◆ BRIEF: Of the entries below, copy only those lines that contain the word "with".

◆ DATA FOR THIS EXERCISE:
============================================================
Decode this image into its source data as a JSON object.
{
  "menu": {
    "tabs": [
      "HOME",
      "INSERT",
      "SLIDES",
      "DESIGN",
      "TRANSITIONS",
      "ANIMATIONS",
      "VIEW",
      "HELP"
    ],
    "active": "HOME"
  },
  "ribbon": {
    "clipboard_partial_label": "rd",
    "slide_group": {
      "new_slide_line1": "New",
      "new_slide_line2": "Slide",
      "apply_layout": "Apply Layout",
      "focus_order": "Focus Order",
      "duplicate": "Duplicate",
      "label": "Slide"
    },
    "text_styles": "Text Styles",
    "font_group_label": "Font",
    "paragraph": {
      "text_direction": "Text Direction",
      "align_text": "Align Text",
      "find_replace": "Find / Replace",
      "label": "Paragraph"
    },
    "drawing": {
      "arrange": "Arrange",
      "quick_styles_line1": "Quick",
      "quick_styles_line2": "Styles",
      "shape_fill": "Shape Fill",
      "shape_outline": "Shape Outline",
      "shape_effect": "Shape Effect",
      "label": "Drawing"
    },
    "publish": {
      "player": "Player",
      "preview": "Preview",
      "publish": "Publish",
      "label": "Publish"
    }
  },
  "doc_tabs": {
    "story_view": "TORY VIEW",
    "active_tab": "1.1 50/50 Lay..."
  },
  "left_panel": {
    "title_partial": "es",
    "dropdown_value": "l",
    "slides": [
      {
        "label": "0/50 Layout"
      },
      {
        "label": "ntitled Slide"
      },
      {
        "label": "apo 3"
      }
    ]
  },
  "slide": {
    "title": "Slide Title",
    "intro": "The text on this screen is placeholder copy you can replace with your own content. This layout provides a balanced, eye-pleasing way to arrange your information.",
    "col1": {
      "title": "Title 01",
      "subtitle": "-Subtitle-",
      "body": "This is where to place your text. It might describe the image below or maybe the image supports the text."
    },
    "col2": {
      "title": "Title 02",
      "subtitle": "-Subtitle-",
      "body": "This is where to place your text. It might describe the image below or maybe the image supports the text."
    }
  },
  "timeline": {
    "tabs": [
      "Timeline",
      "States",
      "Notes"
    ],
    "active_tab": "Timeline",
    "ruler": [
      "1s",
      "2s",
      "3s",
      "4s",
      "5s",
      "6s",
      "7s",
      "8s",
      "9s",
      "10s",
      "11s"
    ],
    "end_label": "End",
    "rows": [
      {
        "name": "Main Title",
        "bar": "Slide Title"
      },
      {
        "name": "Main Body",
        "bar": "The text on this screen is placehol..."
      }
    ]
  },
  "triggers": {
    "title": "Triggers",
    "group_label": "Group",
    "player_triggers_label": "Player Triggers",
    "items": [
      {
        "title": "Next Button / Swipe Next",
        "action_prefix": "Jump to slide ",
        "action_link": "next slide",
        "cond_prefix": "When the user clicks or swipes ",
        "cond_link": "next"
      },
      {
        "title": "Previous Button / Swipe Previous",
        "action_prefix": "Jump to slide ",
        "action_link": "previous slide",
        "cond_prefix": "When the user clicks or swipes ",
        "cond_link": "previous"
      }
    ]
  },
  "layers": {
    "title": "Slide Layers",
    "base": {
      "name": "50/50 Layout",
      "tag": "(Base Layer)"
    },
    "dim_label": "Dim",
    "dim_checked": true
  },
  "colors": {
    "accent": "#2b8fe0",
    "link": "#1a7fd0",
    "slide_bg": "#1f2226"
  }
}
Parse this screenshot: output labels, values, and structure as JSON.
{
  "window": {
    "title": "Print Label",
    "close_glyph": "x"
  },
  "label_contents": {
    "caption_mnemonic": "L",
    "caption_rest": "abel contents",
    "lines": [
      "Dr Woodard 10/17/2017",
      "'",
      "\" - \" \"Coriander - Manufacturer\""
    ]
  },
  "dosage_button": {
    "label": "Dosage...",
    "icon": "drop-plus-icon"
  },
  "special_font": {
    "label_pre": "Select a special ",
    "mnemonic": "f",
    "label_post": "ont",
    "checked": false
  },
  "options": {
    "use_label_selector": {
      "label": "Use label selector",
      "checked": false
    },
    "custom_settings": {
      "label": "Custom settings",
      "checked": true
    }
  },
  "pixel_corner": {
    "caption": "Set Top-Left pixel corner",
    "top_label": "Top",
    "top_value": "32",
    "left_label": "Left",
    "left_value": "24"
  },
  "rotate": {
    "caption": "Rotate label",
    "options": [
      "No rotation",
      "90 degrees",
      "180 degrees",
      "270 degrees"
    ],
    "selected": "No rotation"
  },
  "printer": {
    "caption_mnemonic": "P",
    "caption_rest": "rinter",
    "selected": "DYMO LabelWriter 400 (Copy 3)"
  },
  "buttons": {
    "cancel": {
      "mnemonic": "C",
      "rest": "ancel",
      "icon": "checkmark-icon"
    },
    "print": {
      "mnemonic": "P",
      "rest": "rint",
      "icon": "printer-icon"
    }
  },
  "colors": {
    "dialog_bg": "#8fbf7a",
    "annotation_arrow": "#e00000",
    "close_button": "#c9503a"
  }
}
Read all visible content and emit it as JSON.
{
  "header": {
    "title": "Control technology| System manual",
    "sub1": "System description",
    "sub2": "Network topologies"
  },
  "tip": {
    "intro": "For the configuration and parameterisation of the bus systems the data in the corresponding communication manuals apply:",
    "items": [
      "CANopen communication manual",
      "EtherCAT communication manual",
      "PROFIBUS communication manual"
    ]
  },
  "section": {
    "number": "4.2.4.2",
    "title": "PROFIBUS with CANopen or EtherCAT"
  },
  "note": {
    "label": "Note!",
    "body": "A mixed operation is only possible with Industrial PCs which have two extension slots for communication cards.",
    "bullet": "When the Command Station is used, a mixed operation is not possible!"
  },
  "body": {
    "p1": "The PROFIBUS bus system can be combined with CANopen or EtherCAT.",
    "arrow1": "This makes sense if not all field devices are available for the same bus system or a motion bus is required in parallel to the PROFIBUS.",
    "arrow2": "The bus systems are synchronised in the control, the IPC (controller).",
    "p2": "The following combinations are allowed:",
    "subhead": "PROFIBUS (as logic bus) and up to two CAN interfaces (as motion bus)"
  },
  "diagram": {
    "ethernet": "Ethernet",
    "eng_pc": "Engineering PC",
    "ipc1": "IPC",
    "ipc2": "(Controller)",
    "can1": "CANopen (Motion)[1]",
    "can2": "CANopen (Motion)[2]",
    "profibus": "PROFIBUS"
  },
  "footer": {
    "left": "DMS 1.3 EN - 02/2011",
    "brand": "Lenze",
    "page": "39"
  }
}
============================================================
◆ RESULT:
    "intro": "The text on this screen is placeholder copy you can replace with your own content. This layout provides a balanced, eye-pleasing way to arrange your information.",
    "title": "PROFIBUS with CANopen or EtherCAT"
    "body": "A mixed operation is only possible with Industrial PCs which have two extension slots for communication cards.",
    "p1": "The PROFIBUS bus system can be combined with CANopen or EtherCAT.",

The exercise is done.